On the whole case we think that the entry should be: exceptions to the master's report overruled, master's report confirmed, and bill dismissed with costs.

So ordered.


FOOTNOTES

[Note p438] The assignment was dated December 1, 1897.

[Note p439] The "attorneys" here referred to were the firm of E. M. Coats and Company, wholesale and retail liquor dealers in Springfield, of which the defendant Coats was a member. The trustees executed a power of attorney, authorizing them to carry on the business for the trustees. The power by its terms was revocable at any time without notice.

[Note p441-1] Chapin was cashier of the John Hancock National Bank, Callender was president of the Chapin National Bank and McIntyre was president of the Hampden Trust Company. All three of the banks were creditors of the plaintiff before the assignment was made.

[Note p441-2] The total increase was $25,000.

[Note p442] The defendant Callender, when asked whether he did not think it was his duty aa a trustee to lay the matter before Whitman, replied, "If you want to have, me answer that question frankly, I will.

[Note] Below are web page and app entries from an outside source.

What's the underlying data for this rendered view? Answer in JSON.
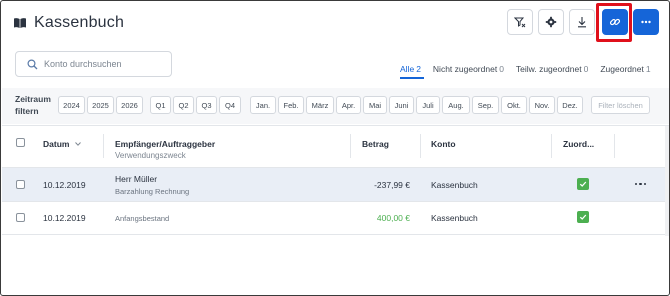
{
  "header": {
    "title": "Kassenbuch"
  },
  "toolbar": {
    "icons": [
      "filter-clear-icon",
      "settings-icon",
      "download-icon",
      "link-icon",
      "more-icon"
    ],
    "accent_color": "#1565d8",
    "highlight_color": "#e0101b"
  },
  "search": {
    "placeholder": "Konto durchsuchen",
    "value": ""
  },
  "tabs": [
    {
      "label": "Alle",
      "count": "2",
      "active": true
    },
    {
      "label": "Nicht zugeordnet",
      "count": "0",
      "active": false
    },
    {
      "label": "Teilw. zugeordnet",
      "count": "0",
      "active": false
    },
    {
      "label": "Zugeordnet",
      "count": "1",
      "active": false
    }
  ],
  "filter": {
    "label_line1": "Zeitraum",
    "label_line2": "filtern",
    "years": [
      "2024",
      "2025",
      "2026"
    ],
    "quarters": [
      "Q1",
      "Q2",
      "Q3",
      "Q4"
    ],
    "months": [
      "Jan.",
      "Feb.",
      "März",
      "Apr.",
      "Mai",
      "Juni",
      "Juli",
      "Aug.",
      "Sep.",
      "Okt.",
      "Nov.",
      "Dez."
    ],
    "clear_label": "Filter löschen"
  },
  "table": {
    "headers": {
      "date": "Datum",
      "payee": "Empfänger/Auftraggeber",
      "purpose": "Verwendungszweck",
      "amount": "Betrag",
      "account": "Konto",
      "assign": "Zuord..."
    },
    "rows": [
      {
        "date": "10.12.2019",
        "payee": "Herr Müller",
        "purpose": "Barzahlung Rechnung",
        "amount": "-237,99 €",
        "amount_color": "#2b3340",
        "account": "Kassenbuch",
        "assigned": true,
        "selected": true
      },
      {
        "date": "10.12.2019",
        "payee": "",
        "purpose": "Anfangsbestand",
        "amount": "400,00 €",
        "amount_color": "#4caf50",
        "account": "Kassenbuch",
        "assigned": true,
        "selected": false
      }
    ]
  }
}
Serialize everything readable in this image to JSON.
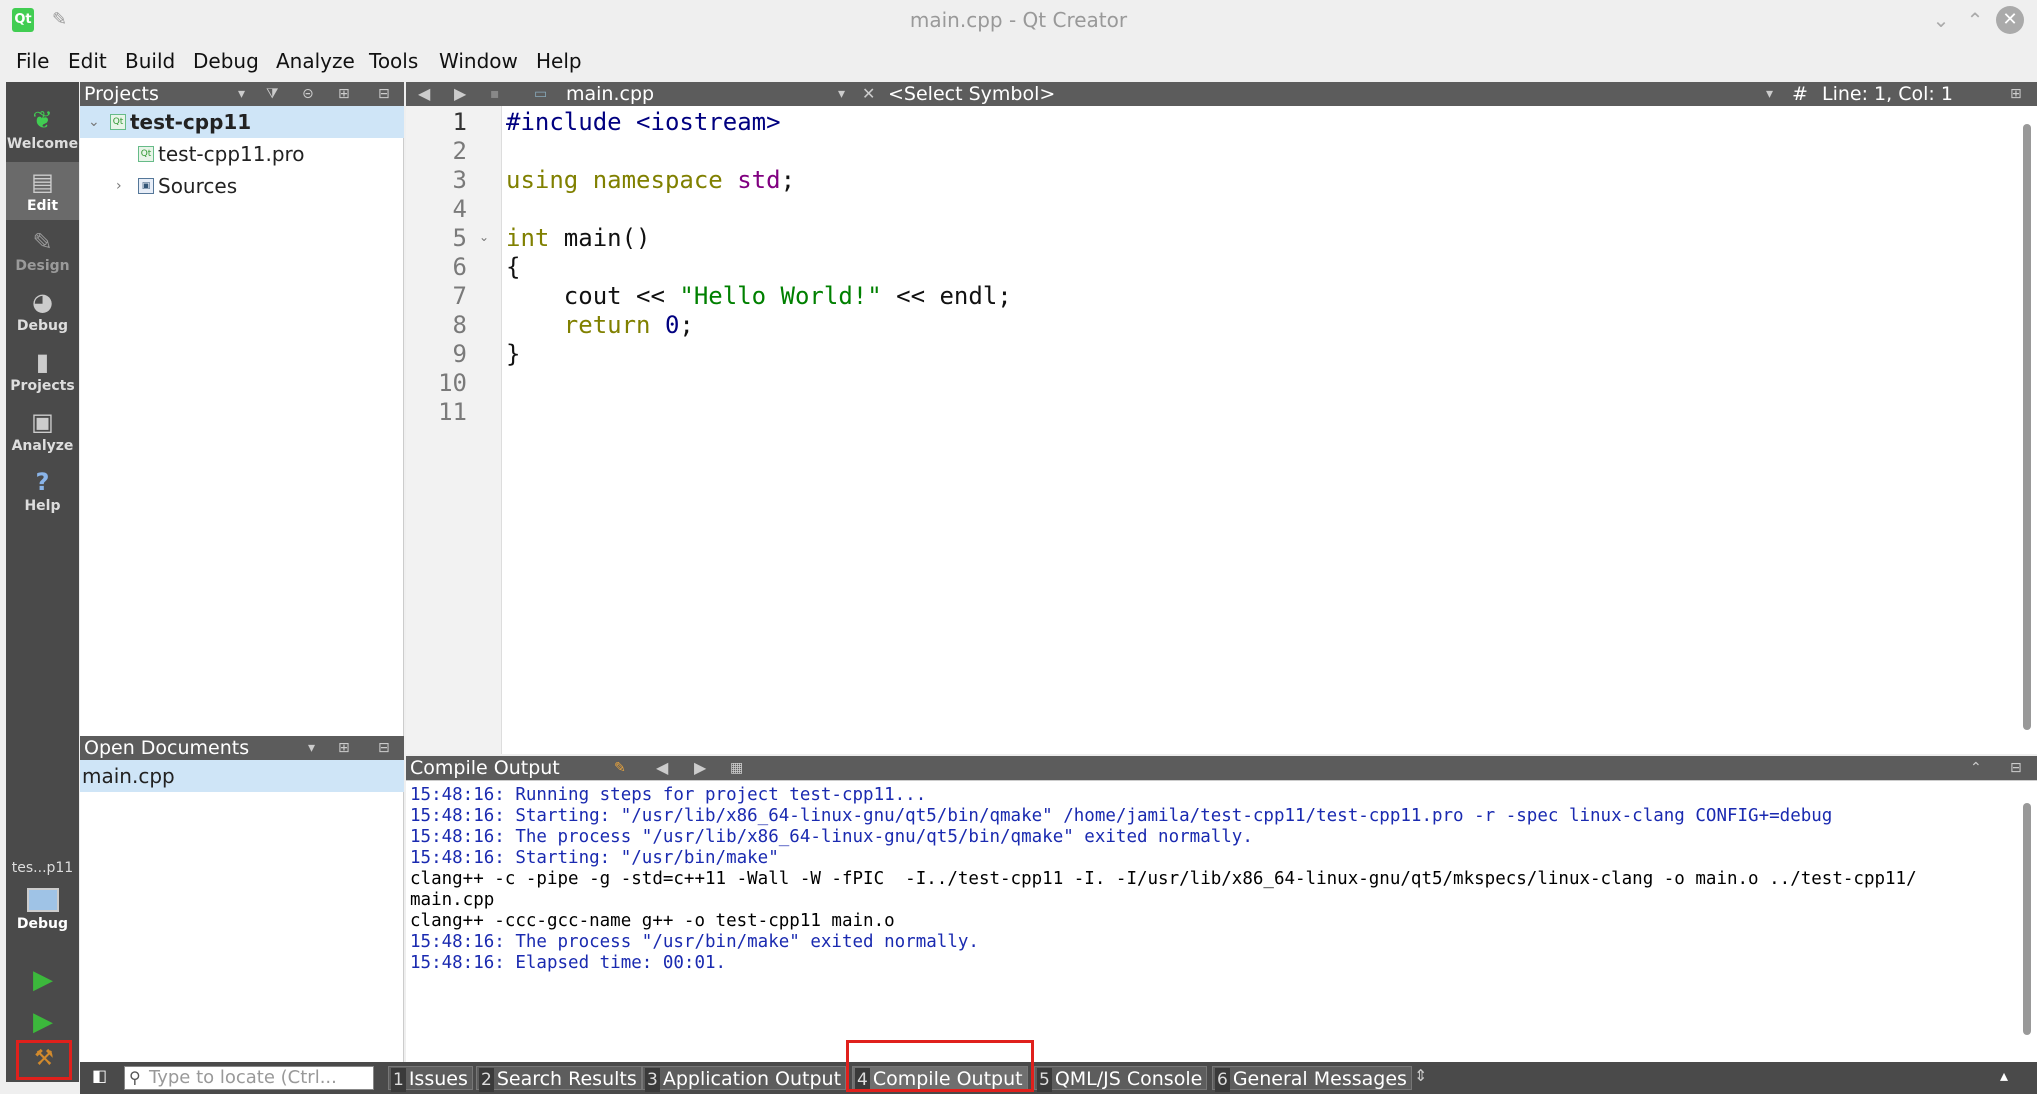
{
  "window": {
    "title": "main.cpp - Qt Creator",
    "logo_text": "Qt"
  },
  "menu": [
    "File",
    "Edit",
    "Build",
    "Debug",
    "Analyze",
    "Tools",
    "Window",
    "Help"
  ],
  "modes": [
    {
      "label": "Welcome",
      "icon": "qt-leaf-icon"
    },
    {
      "label": "Edit",
      "icon": "document-icon"
    },
    {
      "label": "Design",
      "icon": "pen-icon"
    },
    {
      "label": "Debug",
      "icon": "bug-icon"
    },
    {
      "label": "Projects",
      "icon": "wrench-icon"
    },
    {
      "label": "Analyze",
      "icon": "monitor-icon"
    },
    {
      "label": "Help",
      "icon": "question-icon"
    }
  ],
  "kit": {
    "project_short": "tes...p11",
    "build_config": "Debug"
  },
  "projects_panel": {
    "title": "Projects",
    "tree": [
      {
        "label": "test-cpp11",
        "level": 0,
        "expanded": true,
        "selected": true
      },
      {
        "label": "test-cpp11.pro",
        "level": 1
      },
      {
        "label": "Sources",
        "level": 1,
        "expanded": false
      }
    ]
  },
  "open_documents": {
    "title": "Open Documents",
    "items": [
      "main.cpp"
    ]
  },
  "editor": {
    "file_name": "main.cpp",
    "symbol_placeholder": "<Select Symbol>",
    "position": "Line: 1, Col: 1",
    "hash": "#",
    "line_numbers": [
      "1",
      "2",
      "3",
      "4",
      "5",
      "6",
      "7",
      "8",
      "9",
      "10",
      "11"
    ],
    "code": {
      "l1_directive": "#include",
      "l1_header": "<iostream>",
      "l3_using": "using",
      "l3_namespace": "namespace",
      "l3_std": "std",
      "l3_semicolon": ";",
      "l5_int": "int",
      "l5_rest": " main()",
      "l6": "{",
      "l7_cout": "    cout << ",
      "l7_string": "\"Hello World!\"",
      "l7_rest": " << endl;",
      "l8_return": "    return",
      "l8_space": " ",
      "l8_zero": "0",
      "l8_semicolon": ";",
      "l9": "}"
    }
  },
  "output_panel": {
    "title": "Compile Output",
    "lines": [
      {
        "text": "15:48:16: Running steps for project test-cpp11...",
        "style": "blue"
      },
      {
        "text": "15:48:16: Starting: \"/usr/lib/x86_64-linux-gnu/qt5/bin/qmake\" /home/jamila/test-cpp11/test-cpp11.pro -r -spec linux-clang CONFIG+=debug",
        "style": "blue"
      },
      {
        "text": "15:48:16: The process \"/usr/lib/x86_64-linux-gnu/qt5/bin/qmake\" exited normally.",
        "style": "blue"
      },
      {
        "text": "15:48:16: Starting: \"/usr/bin/make\"",
        "style": "blue"
      },
      {
        "text": "clang++ -c -pipe -g -std=c++11 -Wall -W -fPIC  -I../test-cpp11 -I. -I/usr/lib/x86_64-linux-gnu/qt5/mkspecs/linux-clang -o main.o ../test-cpp11/",
        "style": "black"
      },
      {
        "text": "main.cpp",
        "style": "black"
      },
      {
        "text": "clang++ -ccc-gcc-name g++ -o test-cpp11 main.o",
        "style": "black"
      },
      {
        "text": "15:48:16: The process \"/usr/bin/make\" exited normally.",
        "style": "blue"
      },
      {
        "text": "15:48:16: Elapsed time: 00:01.",
        "style": "blue"
      }
    ]
  },
  "statusbar": {
    "locator_placeholder": "Type to locate (Ctrl...",
    "tabs": [
      {
        "num": "1",
        "label": "Issues"
      },
      {
        "num": "2",
        "label": "Search Results"
      },
      {
        "num": "3",
        "label": "Application Output"
      },
      {
        "num": "4",
        "label": "Compile Output",
        "active": true
      },
      {
        "num": "5",
        "label": "QML/JS Console"
      },
      {
        "num": "6",
        "label": "General Messages"
      }
    ]
  },
  "colors": {
    "keyword": "#808000",
    "preprocessor": "#000080",
    "string": "#008000",
    "namespace": "#800080",
    "highlight_box": "#e0201c",
    "selection": "#cfe5f7"
  }
}
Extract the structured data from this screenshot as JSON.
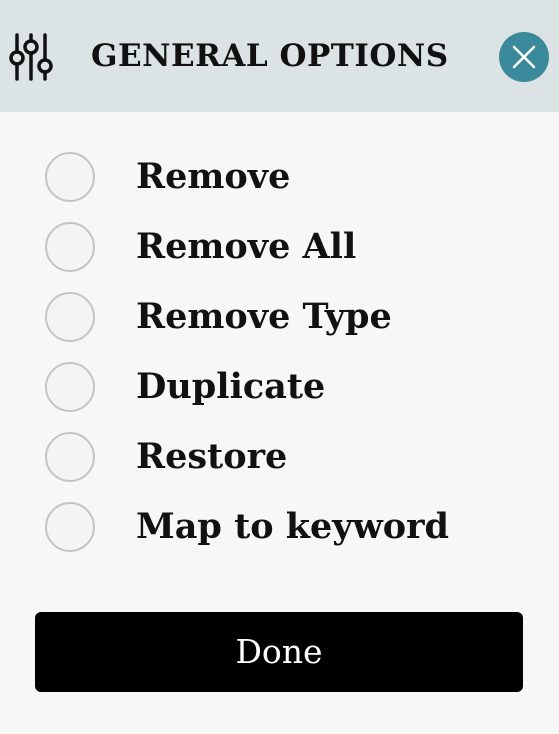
{
  "header": {
    "title": "GENERAL OPTIONS",
    "icon": "sliders-icon",
    "close_icon": "close-icon",
    "background": "#dbe3e4",
    "close_color": "#3a8a9c"
  },
  "options": [
    {
      "label": "Remove",
      "selected": false
    },
    {
      "label": "Remove All",
      "selected": false
    },
    {
      "label": "Remove Type",
      "selected": false
    },
    {
      "label": "Duplicate",
      "selected": false
    },
    {
      "label": "Restore",
      "selected": false
    },
    {
      "label": "Map to keyword",
      "selected": false
    }
  ],
  "done_label": "Done"
}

I shall have to say that, as I read Mr. Whitman and knew him, I don't think it would make any practical difference in my opinion whether I consulted him or not."